Besides you and your cat there is another person to consider in this equation and that is your vet. Although the clinical definition of euthanasia was defined in 1986 by the American Veterinary Association as “the act of inducing painless death” this is only one small aspect of a larger issue your vet faces. Your vet will have an easier time following these final wishes if it is a matter of life or death and not just a way of ridding yourself of a problem cat. The same issues that will face you once your cat takes her last breath, will also confront your veterinarian; doubts, confusion, second-guessing the decision and moral questions about playing God.
For the vet, he cannot tell you what to do. He can only follow your wishes and prepare you for the end of this feline life.

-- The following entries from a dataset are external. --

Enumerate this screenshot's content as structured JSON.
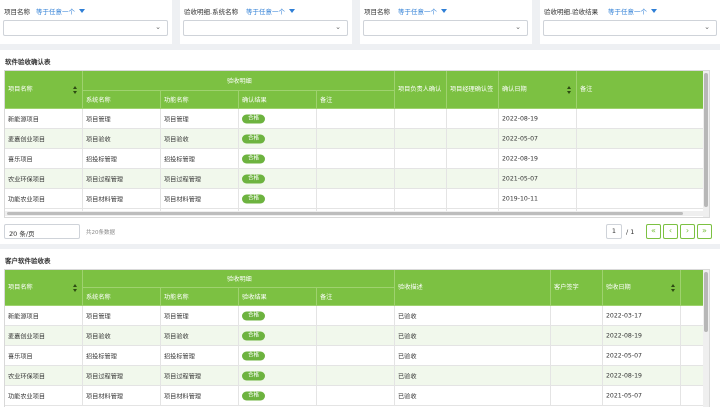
{
  "filters": [
    {
      "label": "项目名称",
      "operator": "等于任意一个",
      "value": ""
    },
    {
      "label": "验收明细.系统名称",
      "operator": "等于任意一个",
      "value": ""
    },
    {
      "label": "项目名称",
      "operator": "等于任意一个",
      "value": ""
    },
    {
      "label": "验收明细.验收结果",
      "operator": "等于任意一个",
      "value": ""
    }
  ],
  "table1": {
    "title": "软件验收确认表",
    "group_header": "验收明细",
    "headers": {
      "project": "项目名称",
      "system": "系统名称",
      "func": "功能名称",
      "result": "确认结果",
      "remark": "备注",
      "owner": "项目负责人确认",
      "manager": "项目经理确认签",
      "date": "确认日期",
      "note": "备注"
    },
    "rows": [
      {
        "project": "新能源项目",
        "system": "项目管理",
        "func": "项目管理",
        "result": "合格",
        "date": "2022-08-19"
      },
      {
        "project": "麦嘉创业项目",
        "system": "项目验收",
        "func": "项目验收",
        "result": "合格",
        "date": "2022-05-07"
      },
      {
        "project": "喜乐项目",
        "system": "招投标管理",
        "func": "招投标管理",
        "result": "合格",
        "date": "2022-08-19"
      },
      {
        "project": "农业环保项目",
        "system": "项目过程管理",
        "func": "项目过程管理",
        "result": "合格",
        "date": "2021-05-07"
      },
      {
        "project": "功能农业项目",
        "system": "项目材料管理",
        "func": "项目材料管理",
        "result": "合格",
        "date": "2019-10-11"
      }
    ]
  },
  "pagination": {
    "page_size": "20 条/页",
    "total": "共20条数据",
    "page": "1",
    "pages": "/ 1",
    "first": "«",
    "prev": "‹",
    "next": "›",
    "last": "»"
  },
  "table2": {
    "title": "客户软件验收表",
    "group_header": "验收明细",
    "headers": {
      "project": "项目名称",
      "system": "系统名称",
      "func": "功能名称",
      "result": "验收结果",
      "remark": "备注",
      "desc": "验收描述",
      "sign": "客户签字",
      "date": "验收日期"
    },
    "rows": [
      {
        "project": "新能源项目",
        "system": "项目管理",
        "func": "项目管理",
        "result": "合格",
        "desc": "已验收",
        "date": "2022-03-17"
      },
      {
        "project": "麦嘉创业项目",
        "system": "项目验收",
        "func": "项目验收",
        "result": "合格",
        "desc": "已验收",
        "date": "2022-08-19"
      },
      {
        "project": "喜乐项目",
        "system": "招投标管理",
        "func": "招投标管理",
        "result": "合格",
        "desc": "已验收",
        "date": "2022-05-07"
      },
      {
        "project": "农业环保项目",
        "system": "项目过程管理",
        "func": "项目过程管理",
        "result": "合格",
        "desc": "已验收",
        "date": "2022-08-19"
      },
      {
        "project": "功能农业项目",
        "system": "项目材料管理",
        "func": "项目材料管理",
        "result": "合格",
        "desc": "已验收",
        "date": "2021-05-07"
      }
    ]
  },
  "colors": {
    "header_green": "#7cc142",
    "badge_green": "#6db33f",
    "link_blue": "#2f7fd6"
  },
  "icons": [
    "chevron-down-icon",
    "sort-icon",
    "first-page-icon",
    "prev-page-icon",
    "next-page-icon",
    "last-page-icon"
  ]
}
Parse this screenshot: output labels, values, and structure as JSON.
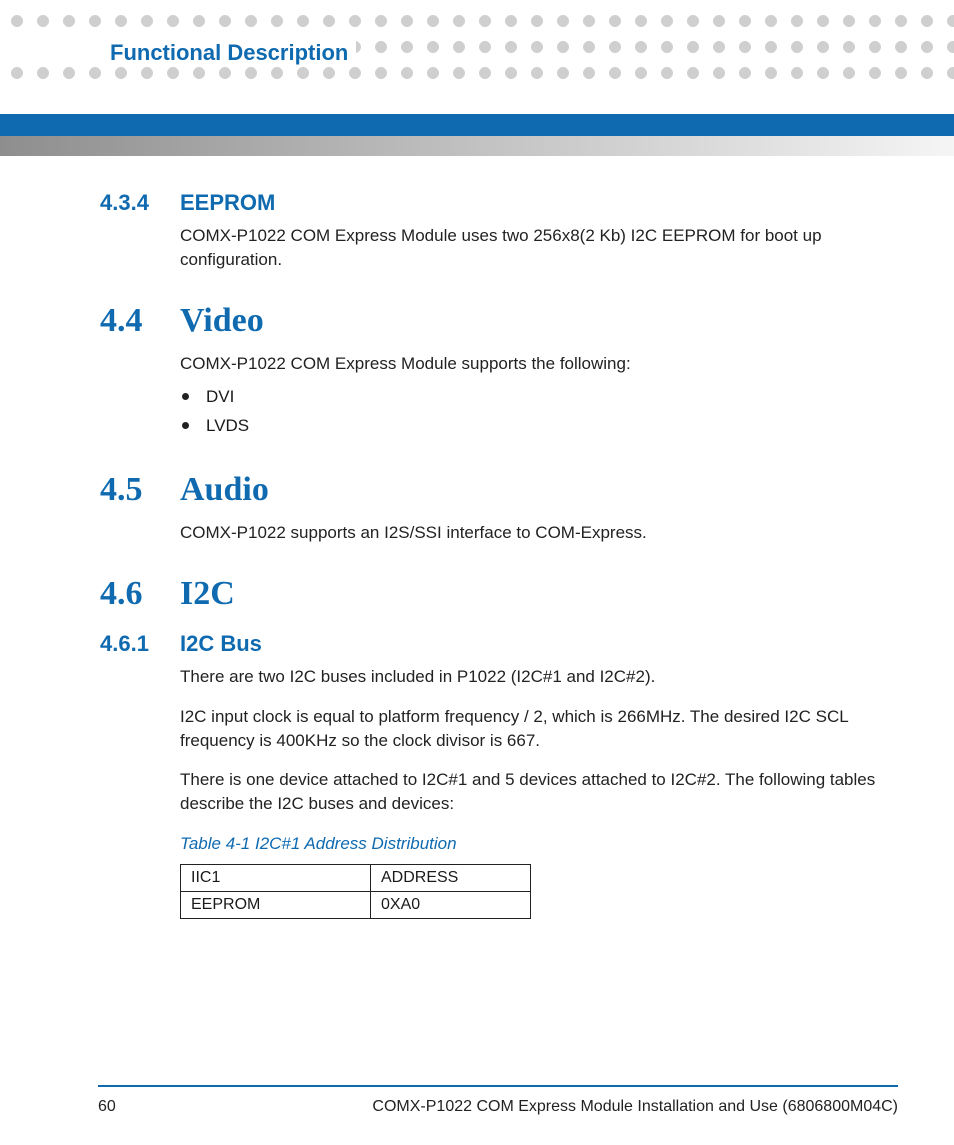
{
  "header": {
    "title": "Functional Description"
  },
  "sections": {
    "s434": {
      "num": "4.3.4",
      "title": "EEPROM",
      "para": "COMX-P1022 COM Express Module uses two 256x8(2 Kb) I2C EEPROM for boot up configuration."
    },
    "s44": {
      "num": "4.4",
      "title": "Video",
      "intro": "COMX-P1022 COM Express Module supports the following:",
      "bullets": [
        "DVI",
        "LVDS"
      ]
    },
    "s45": {
      "num": "4.5",
      "title": "Audio",
      "para": "COMX-P1022 supports an I2S/SSI interface to COM-Express."
    },
    "s46": {
      "num": "4.6",
      "title": "I2C"
    },
    "s461": {
      "num": "4.6.1",
      "title": "I2C Bus",
      "p1": "There are two I2C buses included in P1022 (I2C#1 and I2C#2).",
      "p2": "I2C input clock is equal to platform frequency / 2, which is 266MHz. The desired I2C SCL frequency is 400KHz so the clock divisor is 667.",
      "p3": "There is one device attached to I2C#1 and 5 devices attached to I2C#2. The following tables describe the I2C buses and devices:",
      "table_caption": "Table 4-1 I2C#1 Address Distribution",
      "table": {
        "h1": "IIC1",
        "h2": "ADDRESS",
        "r1c1": "EEPROM",
        "r1c2": "0XA0"
      }
    }
  },
  "footer": {
    "page": "60",
    "doc": "COMX-P1022 COM Express Module Installation and Use (6806800M04C)"
  }
}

You have the option during the process to stay with your cat or you can leave and pick your cat up later.
Here’s what happens if you chose to stay. The vet will usually prepare a sedative prior to administering the final injection. The vet tech will assist and will shave your cat’s front or rear paw (so they can find a blood vessel easily). If you want to assist in holding your cat, most vets will allow this. The sedative will be injected, kitty will relax and then the final injection will follow. Your cat will slip away quietly and the veterinarian will listen to be sure the heart beat has been silenced. You will be able to stay in the room and say your final goodbye for as long as you need. When you leave with your cat, the vet tech will generally let you slip out of a back or side door so you don’t have to encounter any stares or questioning looks.
The cost of euthanasia varies depending on your clinic. The weight of your cat is a factor. The higher the weight the more solution needs to be injected. If you want your cat cremated that will be extra. Some vets will make house-calls and put your cat to sleep quietly at home, but the clinic charge is less expensive than a house-call.
The final decision rests in your hands. Do you decide to end your cat’s life peacefully or let her linger as she dies naturally at home? If your kitty is terminal, you have one final option. As cat ownership becomes increasingly popular, there is a new trend starting in the United States and that is hospice care for cats. Just like the human counterpart- hospice cares tends to the pain and maintains the comfort of the kitty. Unlike the Hospice Care for humans- it would fall on your shoulders to maintain your cat until the end times by taking into consideration all the special needs required. You would be the deciding factor in the end; knowing full-well that once her pain ends, yours will begin.